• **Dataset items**

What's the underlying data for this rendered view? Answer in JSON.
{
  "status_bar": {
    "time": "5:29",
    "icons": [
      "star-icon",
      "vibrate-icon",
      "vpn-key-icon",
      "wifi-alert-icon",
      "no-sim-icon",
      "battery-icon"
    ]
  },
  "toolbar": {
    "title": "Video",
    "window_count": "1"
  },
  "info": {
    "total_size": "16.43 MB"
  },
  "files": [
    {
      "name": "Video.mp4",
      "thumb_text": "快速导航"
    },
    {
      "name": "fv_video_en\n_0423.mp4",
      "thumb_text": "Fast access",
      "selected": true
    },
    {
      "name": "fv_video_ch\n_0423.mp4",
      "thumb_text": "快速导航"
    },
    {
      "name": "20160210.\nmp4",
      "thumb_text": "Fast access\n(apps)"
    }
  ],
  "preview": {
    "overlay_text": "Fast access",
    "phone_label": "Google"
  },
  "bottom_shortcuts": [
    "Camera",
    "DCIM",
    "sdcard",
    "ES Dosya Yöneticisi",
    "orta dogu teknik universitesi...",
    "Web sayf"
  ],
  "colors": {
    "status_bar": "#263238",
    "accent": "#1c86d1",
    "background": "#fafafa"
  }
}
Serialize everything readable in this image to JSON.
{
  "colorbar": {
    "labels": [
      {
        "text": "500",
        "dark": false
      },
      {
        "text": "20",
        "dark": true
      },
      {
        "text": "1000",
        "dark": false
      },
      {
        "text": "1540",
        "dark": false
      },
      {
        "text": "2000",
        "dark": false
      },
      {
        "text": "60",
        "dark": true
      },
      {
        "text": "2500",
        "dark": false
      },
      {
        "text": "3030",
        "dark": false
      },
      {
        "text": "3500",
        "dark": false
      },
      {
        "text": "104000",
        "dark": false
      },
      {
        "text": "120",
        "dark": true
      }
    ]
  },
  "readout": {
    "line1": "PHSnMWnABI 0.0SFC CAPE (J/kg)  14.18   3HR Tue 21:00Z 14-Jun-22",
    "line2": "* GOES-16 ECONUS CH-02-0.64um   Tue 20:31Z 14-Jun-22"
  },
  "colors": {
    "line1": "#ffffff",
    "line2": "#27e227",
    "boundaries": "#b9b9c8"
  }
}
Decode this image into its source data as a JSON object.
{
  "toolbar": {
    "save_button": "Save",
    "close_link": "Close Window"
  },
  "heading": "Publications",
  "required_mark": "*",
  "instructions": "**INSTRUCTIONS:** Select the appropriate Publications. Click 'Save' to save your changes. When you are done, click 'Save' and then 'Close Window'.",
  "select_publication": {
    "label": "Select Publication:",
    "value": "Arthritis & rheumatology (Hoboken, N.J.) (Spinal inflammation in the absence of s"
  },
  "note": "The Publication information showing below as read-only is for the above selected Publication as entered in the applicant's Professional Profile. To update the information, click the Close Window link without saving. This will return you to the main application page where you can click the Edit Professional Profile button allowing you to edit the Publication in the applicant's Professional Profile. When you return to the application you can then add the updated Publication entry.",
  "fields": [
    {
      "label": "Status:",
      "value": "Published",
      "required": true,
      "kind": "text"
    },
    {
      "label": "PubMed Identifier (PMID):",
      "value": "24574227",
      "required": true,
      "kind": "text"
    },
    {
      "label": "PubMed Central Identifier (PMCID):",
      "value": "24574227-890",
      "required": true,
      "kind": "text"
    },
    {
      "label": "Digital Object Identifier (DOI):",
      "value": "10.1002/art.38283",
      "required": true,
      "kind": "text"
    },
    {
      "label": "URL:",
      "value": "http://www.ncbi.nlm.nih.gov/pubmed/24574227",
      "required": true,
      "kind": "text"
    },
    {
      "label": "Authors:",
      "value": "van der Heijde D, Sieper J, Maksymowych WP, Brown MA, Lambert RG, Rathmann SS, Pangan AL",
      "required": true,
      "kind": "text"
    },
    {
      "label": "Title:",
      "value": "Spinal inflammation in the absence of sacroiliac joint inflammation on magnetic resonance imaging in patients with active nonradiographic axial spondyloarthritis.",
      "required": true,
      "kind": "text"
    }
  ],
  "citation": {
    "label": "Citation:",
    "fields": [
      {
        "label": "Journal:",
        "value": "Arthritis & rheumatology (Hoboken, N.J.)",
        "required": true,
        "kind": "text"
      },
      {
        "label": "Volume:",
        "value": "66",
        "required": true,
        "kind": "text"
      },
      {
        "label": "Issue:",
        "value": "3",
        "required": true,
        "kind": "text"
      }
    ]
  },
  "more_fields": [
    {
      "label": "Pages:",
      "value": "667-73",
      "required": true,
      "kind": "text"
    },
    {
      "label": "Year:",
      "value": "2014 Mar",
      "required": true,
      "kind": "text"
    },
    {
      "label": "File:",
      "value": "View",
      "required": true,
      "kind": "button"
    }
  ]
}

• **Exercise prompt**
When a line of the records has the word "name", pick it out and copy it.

• **Output for this task**
      "name": "Video.mp4",
      "name": "fv_video_en\n_0423.mp4",
      "name": "fv_video_ch\n_0423.mp4",
      "name": "20160210.\nmp4",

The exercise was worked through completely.